• _What to produce_: Set down the entries below exactly; drop the pictures.

◇ ◇ ◇

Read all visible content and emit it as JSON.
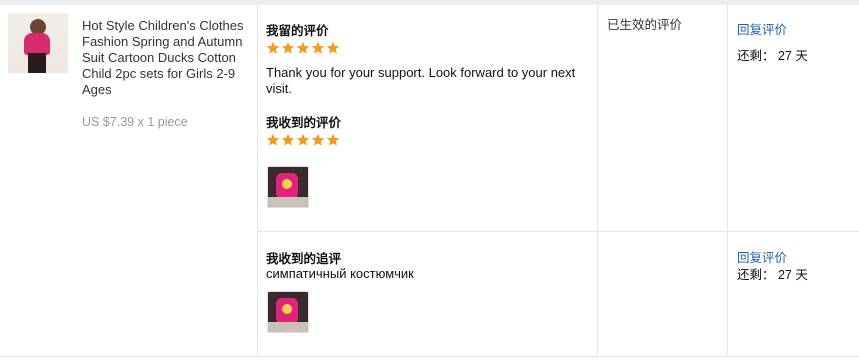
{
  "product": {
    "title": "Hot Style Children's Clothes Fashion Spring and Autumn Suit Cartoon Ducks Cotton Child 2pc sets for Girls 2-9 Ages",
    "price_line": "US $7.39 x 1 piece",
    "thumbnail_icon": "product-thumbnail"
  },
  "feedback_given": {
    "label": "我留的评价",
    "rating": 5,
    "text": "Thank you for your support. Look forward to your next visit."
  },
  "feedback_received": {
    "label": "我收到的评价",
    "rating": 5,
    "photo_icon": "review-photo"
  },
  "status_text": "已生效的评价",
  "reply_link": "回复评价",
  "remaining": "还剩： 27 天",
  "followup": {
    "label": "我收到的追评",
    "text": "симпатичный костюмчик",
    "photo_icon": "review-photo",
    "reply_link": "回复评价",
    "remaining": "还剩： 27 天"
  },
  "colors": {
    "star": "#f29b1f",
    "link": "#1a62b4",
    "border": "#e6e6e6"
  }
}
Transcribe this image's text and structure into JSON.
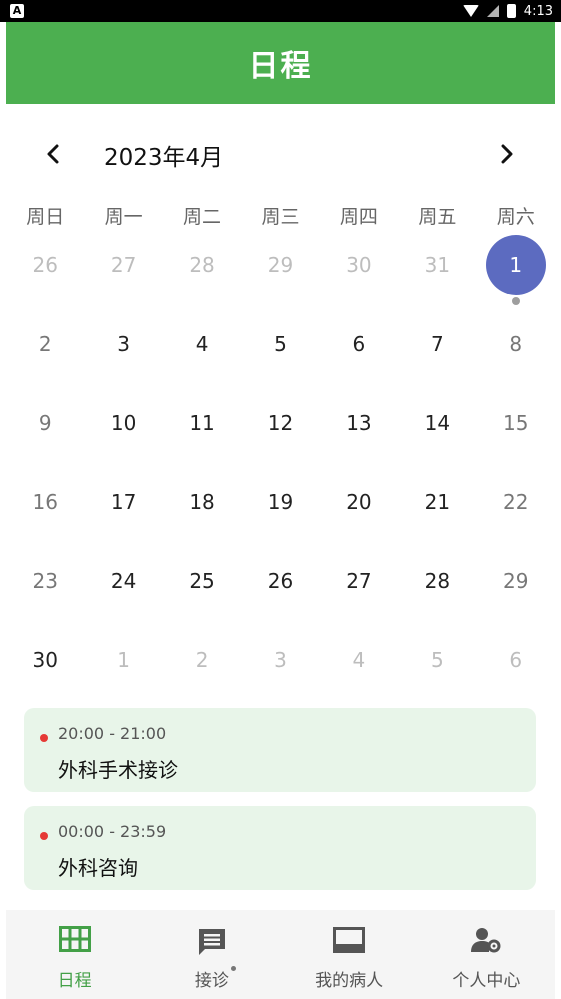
{
  "status_bar": {
    "time": "4:13"
  },
  "app_bar": {
    "title": "日程"
  },
  "calendar": {
    "month_label": "2023年4月",
    "weekdays": [
      "周日",
      "周一",
      "周二",
      "周三",
      "周四",
      "周五",
      "周六"
    ],
    "weeks": [
      [
        "26",
        "27",
        "28",
        "29",
        "30",
        "31",
        "1"
      ],
      [
        "2",
        "3",
        "4",
        "5",
        "6",
        "7",
        "8"
      ],
      [
        "9",
        "10",
        "11",
        "12",
        "13",
        "14",
        "15"
      ],
      [
        "16",
        "17",
        "18",
        "19",
        "20",
        "21",
        "22"
      ],
      [
        "23",
        "24",
        "25",
        "26",
        "27",
        "28",
        "29"
      ],
      [
        "30",
        "1",
        "2",
        "3",
        "4",
        "5",
        "6"
      ]
    ],
    "selected_day": "1"
  },
  "events": [
    {
      "time": "20:00 - 21:00",
      "title": "外科手术接诊"
    },
    {
      "time": "00:00 - 23:59",
      "title": "外科咨询"
    }
  ],
  "tabs": [
    {
      "label": "日程",
      "icon": "calendar-grid-icon",
      "active": true
    },
    {
      "label": "接诊",
      "icon": "message-icon",
      "active": false
    },
    {
      "label": "我的病人",
      "icon": "patients-icon",
      "active": false
    },
    {
      "label": "个人中心",
      "icon": "user-settings-icon",
      "active": false
    }
  ],
  "colors": {
    "primary": "#4caf50",
    "selected": "#5c6bc0",
    "event_bg": "#e8f5e9",
    "event_dot": "#e53935"
  }
}
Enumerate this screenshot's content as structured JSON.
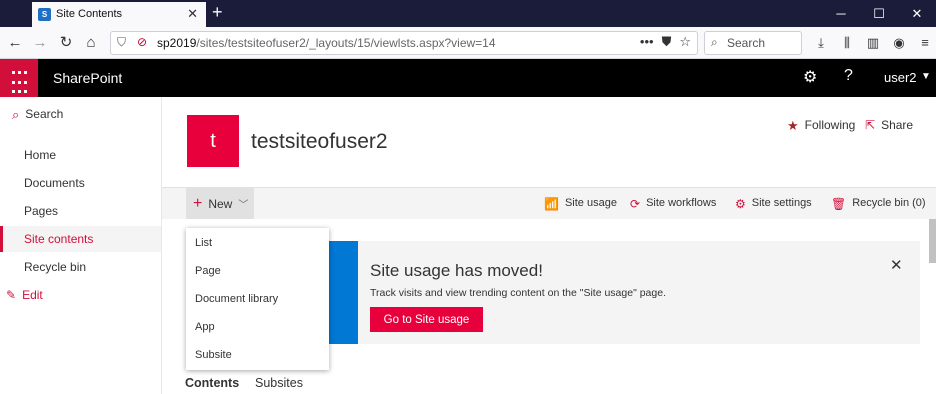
{
  "browser": {
    "tab_title": "Site Contents",
    "favicon_text": "S",
    "url_host": "sp2019",
    "url_path": "/sites/testsiteofuser2/_layouts/15/viewlsts.aspx?view=14",
    "search_placeholder": "Search"
  },
  "suite": {
    "brand": "SharePoint",
    "user": "user2"
  },
  "leftnav": {
    "search_label": "Search",
    "items": [
      {
        "label": "Home"
      },
      {
        "label": "Documents"
      },
      {
        "label": "Pages"
      },
      {
        "label": "Site contents",
        "active": true
      },
      {
        "label": "Recycle bin"
      }
    ],
    "edit_label": "Edit"
  },
  "site": {
    "logo_letter": "t",
    "title": "testsiteofuser2",
    "follow_label": "Following",
    "share_label": "Share"
  },
  "commandbar": {
    "new_label": "New",
    "actions": [
      {
        "label": "Site usage",
        "icon": "chart-icon"
      },
      {
        "label": "Site workflows",
        "icon": "workflow-icon"
      },
      {
        "label": "Site settings",
        "icon": "gear-icon"
      },
      {
        "label": "Recycle bin (0)",
        "icon": "trash-icon"
      }
    ]
  },
  "new_menu": {
    "items": [
      "List",
      "Page",
      "Document library",
      "App",
      "Subsite"
    ]
  },
  "banner": {
    "title": "Site usage has moved!",
    "text": "Track visits and view trending content on the \"Site usage\" page.",
    "button_label": "Go to Site usage"
  },
  "pivots": [
    "Contents",
    "Subsites"
  ],
  "colors": {
    "accent": "#e8003c",
    "banner_accent": "#0078d4",
    "suite_bar": "#000000"
  }
}
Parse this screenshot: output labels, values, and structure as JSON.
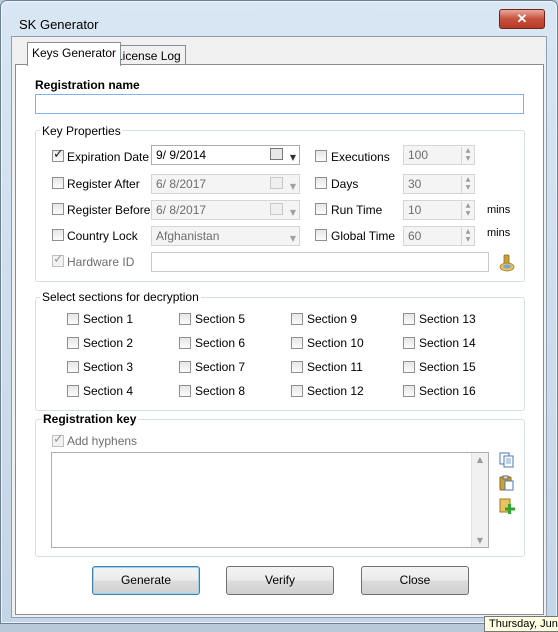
{
  "window": {
    "title": "SK Generator",
    "close_glyph": "✕"
  },
  "tabs": [
    {
      "label": "Keys Generator",
      "active": true
    },
    {
      "label": "License Log",
      "active": false
    }
  ],
  "registration_name": {
    "label": "Registration name",
    "value": ""
  },
  "key_properties": {
    "label": "Key Properties",
    "expiration_date": {
      "label": "Expiration Date",
      "checked": true,
      "value": "9/ 9/2014"
    },
    "register_after": {
      "label": "Register After",
      "checked": false,
      "value": "6/ 8/2017"
    },
    "register_before": {
      "label": "Register Before",
      "checked": false,
      "value": "6/ 8/2017"
    },
    "country_lock": {
      "label": "Country Lock",
      "checked": false,
      "value": "Afghanistan"
    },
    "hardware_id": {
      "label": "Hardware ID",
      "checked": true,
      "value": ""
    },
    "executions": {
      "label": "Executions",
      "checked": false,
      "value": "100"
    },
    "days": {
      "label": "Days",
      "checked": false,
      "value": "30"
    },
    "run_time": {
      "label": "Run Time",
      "checked": false,
      "value": "10",
      "unit": "mins"
    },
    "global_time": {
      "label": "Global Time",
      "checked": false,
      "value": "60",
      "unit": "mins"
    }
  },
  "sections": {
    "label": "Select sections for decryption",
    "items": [
      "Section 1",
      "Section 2",
      "Section 3",
      "Section 4",
      "Section 5",
      "Section 6",
      "Section 7",
      "Section 8",
      "Section 9",
      "Section 10",
      "Section 11",
      "Section 12",
      "Section 13",
      "Section 14",
      "Section 15",
      "Section 16"
    ]
  },
  "registration_key": {
    "label": "Registration key",
    "add_hyphens": {
      "label": "Add hyphens",
      "checked": true
    },
    "value": ""
  },
  "buttons": {
    "generate": "Generate",
    "verify": "Verify",
    "close": "Close"
  },
  "tooltip": "Thursday, Jun",
  "icons": {
    "hardware": "hardware-id-icon",
    "copy": "copy-icon",
    "paste": "paste-icon",
    "add": "add-icon"
  }
}
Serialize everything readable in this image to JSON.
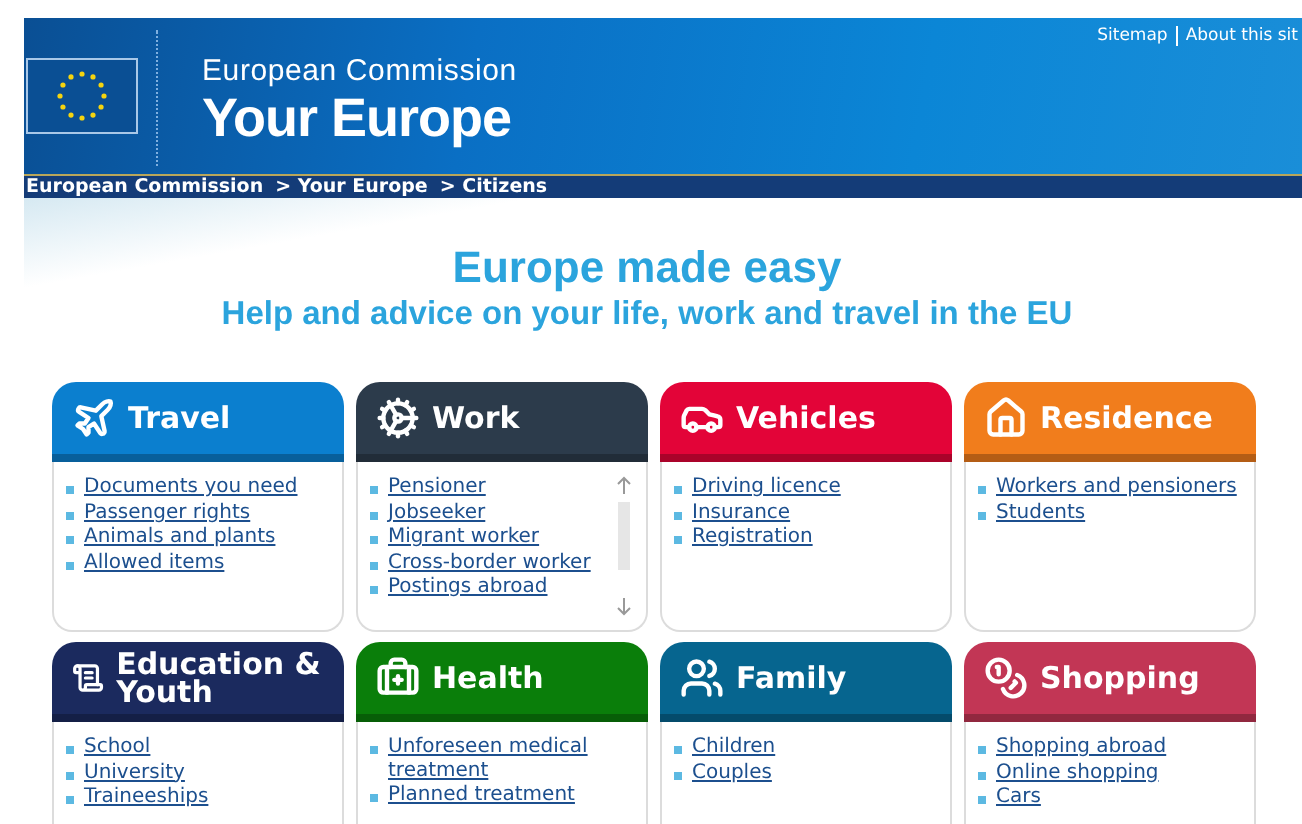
{
  "top_links": [
    "Sitemap",
    "About this sit"
  ],
  "header": {
    "organisation": "European Commission",
    "site_title": "Your Europe"
  },
  "breadcrumb": [
    "European Commission",
    "> Your Europe",
    "> Citizens"
  ],
  "headline": "Europe made easy",
  "subtitle": "Help and advice on your life, work and travel in the EU",
  "cards": [
    {
      "title": "Travel",
      "color": "#0b7fcf",
      "links": [
        "Documents you need",
        "Passenger rights",
        "Animals and plants",
        "Allowed items"
      ]
    },
    {
      "title": "Work",
      "color": "#2c3b4b",
      "links": [
        "Pensioner",
        "Jobseeker",
        "Migrant worker",
        "Cross-border worker",
        "Postings abroad"
      ]
    },
    {
      "title": "Vehicles",
      "color": "#e30438",
      "links": [
        "Driving licence",
        "Insurance",
        "Registration"
      ]
    },
    {
      "title": "Residence",
      "color": "#f17d1c",
      "links": [
        "Workers and pensioners",
        "Students"
      ]
    },
    {
      "title": "Education & Youth",
      "color": "#1b2a5e",
      "links": [
        "School",
        "University",
        "Traineeships"
      ]
    },
    {
      "title": "Health",
      "color": "#0a7e0a",
      "links": [
        "Unforeseen medical treatment",
        "Planned treatment"
      ]
    },
    {
      "title": "Family",
      "color": "#06658f",
      "links": [
        "Children",
        "Couples"
      ]
    },
    {
      "title": "Shopping",
      "color": "#c23655",
      "links": [
        "Shopping abroad",
        "Online shopping",
        "Cars"
      ]
    }
  ]
}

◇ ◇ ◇

• _Answer to the exercise_:
Read all visible content and emit it as JSON.
{
  "product": {
    "title": "Hot Style Children's Clothes Fashion Spring and Autumn Suit Cartoon Ducks Cotton Child 2pc sets for Girls 2-9 Ages",
    "price_line": "US $7.39 x 1 piece",
    "thumbnail_icon": "product-thumbnail"
  },
  "feedback_given": {
    "label": "我留的评价",
    "rating": 5,
    "text": "Thank you for your support. Look forward to your next visit."
  },
  "feedback_received": {
    "label": "我收到的评价",
    "rating": 5,
    "photo_icon": "review-photo"
  },
  "status_text": "已生效的评价",
  "reply_link": "回复评价",
  "remaining": "还剩： 27 天",
  "followup": {
    "label": "我收到的追评",
    "text": "симпатичный костюмчик",
    "photo_icon": "review-photo",
    "reply_link": "回复评价",
    "remaining": "还剩： 27 天"
  },
  "colors": {
    "star": "#f29b1f",
    "link": "#1a62b4",
    "border": "#e6e6e6"
  }
}
Transcribe this image's text and structure into JSON.
{
  "status_bar": {
    "time": "4:13"
  },
  "app_bar": {
    "title": "日程"
  },
  "calendar": {
    "month_label": "2023年4月",
    "weekdays": [
      "周日",
      "周一",
      "周二",
      "周三",
      "周四",
      "周五",
      "周六"
    ],
    "weeks": [
      [
        "26",
        "27",
        "28",
        "29",
        "30",
        "31",
        "1"
      ],
      [
        "2",
        "3",
        "4",
        "5",
        "6",
        "7",
        "8"
      ],
      [
        "9",
        "10",
        "11",
        "12",
        "13",
        "14",
        "15"
      ],
      [
        "16",
        "17",
        "18",
        "19",
        "20",
        "21",
        "22"
      ],
      [
        "23",
        "24",
        "25",
        "26",
        "27",
        "28",
        "29"
      ],
      [
        "30",
        "1",
        "2",
        "3",
        "4",
        "5",
        "6"
      ]
    ],
    "selected_day": "1"
  },
  "events": [
    {
      "time": "20:00 - 21:00",
      "title": "外科手术接诊"
    },
    {
      "time": "00:00 - 23:59",
      "title": "外科咨询"
    }
  ],
  "tabs": [
    {
      "label": "日程",
      "icon": "calendar-grid-icon",
      "active": true
    },
    {
      "label": "接诊",
      "icon": "message-icon",
      "active": false
    },
    {
      "label": "我的病人",
      "icon": "patients-icon",
      "active": false
    },
    {
      "label": "个人中心",
      "icon": "user-settings-icon",
      "active": false
    }
  ],
  "colors": {
    "primary": "#4caf50",
    "selected": "#5c6bc0",
    "event_bg": "#e8f5e9",
    "event_dot": "#e53935"
  }
}
Enumerate this screenshot's content as structured JSON.
{
  "browser": {
    "tab_title": "Site Contents",
    "favicon_text": "S",
    "url_host": "sp2019",
    "url_path": "/sites/testsiteofuser2/_layouts/15/viewlsts.aspx?view=14",
    "search_placeholder": "Search"
  },
  "suite": {
    "brand": "SharePoint",
    "user": "user2"
  },
  "leftnav": {
    "search_label": "Search",
    "items": [
      {
        "label": "Home"
      },
      {
        "label": "Documents"
      },
      {
        "label": "Pages"
      },
      {
        "label": "Site contents",
        "active": true
      },
      {
        "label": "Recycle bin"
      }
    ],
    "edit_label": "Edit"
  },
  "site": {
    "logo_letter": "t",
    "title": "testsiteofuser2",
    "follow_label": "Following",
    "share_label": "Share"
  },
  "commandbar": {
    "new_label": "New",
    "actions": [
      {
        "label": "Site usage",
        "icon": "chart-icon"
      },
      {
        "label": "Site workflows",
        "icon": "workflow-icon"
      },
      {
        "label": "Site settings",
        "icon": "gear-icon"
      },
      {
        "label": "Recycle bin (0)",
        "icon": "trash-icon"
      }
    ]
  },
  "new_menu": {
    "items": [
      "List",
      "Page",
      "Document library",
      "App",
      "Subsite"
    ]
  },
  "banner": {
    "title": "Site usage has moved!",
    "text": "Track visits and view trending content on the \"Site usage\" page.",
    "button_label": "Go to Site usage"
  },
  "pivots": [
    "Contents",
    "Subsites"
  ],
  "colors": {
    "accent": "#e8003c",
    "banner_accent": "#0078d4",
    "suite_bar": "#000000"
  }
}
Parse this screenshot: output labels, values, and structure as JSON.
{
  "window": {
    "title": "SK Generator",
    "close_glyph": "✕"
  },
  "tabs": [
    {
      "label": "Keys Generator",
      "active": true
    },
    {
      "label": "License Log",
      "active": false
    }
  ],
  "registration_name": {
    "label": "Registration name",
    "value": ""
  },
  "key_properties": {
    "label": "Key Properties",
    "expiration_date": {
      "label": "Expiration Date",
      "checked": true,
      "value": "9/ 9/2014"
    },
    "register_after": {
      "label": "Register After",
      "checked": false,
      "value": "6/ 8/2017"
    },
    "register_before": {
      "label": "Register Before",
      "checked": false,
      "value": "6/ 8/2017"
    },
    "country_lock": {
      "label": "Country Lock",
      "checked": false,
      "value": "Afghanistan"
    },
    "hardware_id": {
      "label": "Hardware ID",
      "checked": true,
      "value": ""
    },
    "executions": {
      "label": "Executions",
      "checked": false,
      "value": "100"
    },
    "days": {
      "label": "Days",
      "checked": false,
      "value": "30"
    },
    "run_time": {
      "label": "Run Time",
      "checked": false,
      "value": "10",
      "unit": "mins"
    },
    "global_time": {
      "label": "Global Time",
      "checked": false,
      "value": "60",
      "unit": "mins"
    }
  },
  "sections": {
    "label": "Select sections for decryption",
    "items": [
      "Section 1",
      "Section 2",
      "Section 3",
      "Section 4",
      "Section 5",
      "Section 6",
      "Section 7",
      "Section 8",
      "Section 9",
      "Section 10",
      "Section 11",
      "Section 12",
      "Section 13",
      "Section 14",
      "Section 15",
      "Section 16"
    ]
  },
  "registration_key": {
    "label": "Registration key",
    "add_hyphens": {
      "label": "Add hyphens",
      "checked": true
    },
    "value": ""
  },
  "buttons": {
    "generate": "Generate",
    "verify": "Verify",
    "close": "Close"
  },
  "tooltip": "Thursday, Jun",
  "icons": {
    "hardware": "hardware-id-icon",
    "copy": "copy-icon",
    "paste": "paste-icon",
    "add": "add-icon"
  }
}
Serialize everything readable in this image to JSON.
{
  "top_links": [
    "Sitemap",
    "About this sit"
  ],
  "header": {
    "organisation": "European Commission",
    "site_title": "Your Europe"
  },
  "breadcrumb": [
    "European Commission",
    "> Your Europe",
    "> Citizens"
  ],
  "headline": "Europe made easy",
  "subtitle": "Help and advice on your life, work and travel in the EU",
  "cards": [
    {
      "title": "Travel",
      "color": "#0b7fcf",
      "links": [
        "Documents you need",
        "Passenger rights",
        "Animals and plants",
        "Allowed items"
      ]
    },
    {
      "title": "Work",
      "color": "#2c3b4b",
      "links": [
        "Pensioner",
        "Jobseeker",
        "Migrant worker",
        "Cross-border worker",
        "Postings abroad"
      ]
    },
    {
      "title": "Vehicles",
      "color": "#e30438",
      "links": [
        "Driving licence",
        "Insurance",
        "Registration"
      ]
    },
    {
      "title": "Residence",
      "color": "#f17d1c",
      "links": [
        "Workers and pensioners",
        "Students"
      ]
    },
    {
      "title": "Education & Youth",
      "color": "#1b2a5e",
      "links": [
        "School",
        "University",
        "Traineeships"
      ]
    },
    {
      "title": "Health",
      "color": "#0a7e0a",
      "links": [
        "Unforeseen medical treatment",
        "Planned treatment"
      ]
    },
    {
      "title": "Family",
      "color": "#06658f",
      "links": [
        "Children",
        "Couples"
      ]
    },
    {
      "title": "Shopping",
      "color": "#c23655",
      "links": [
        "Shopping abroad",
        "Online shopping",
        "Cars"
      ]
    }
  ]
}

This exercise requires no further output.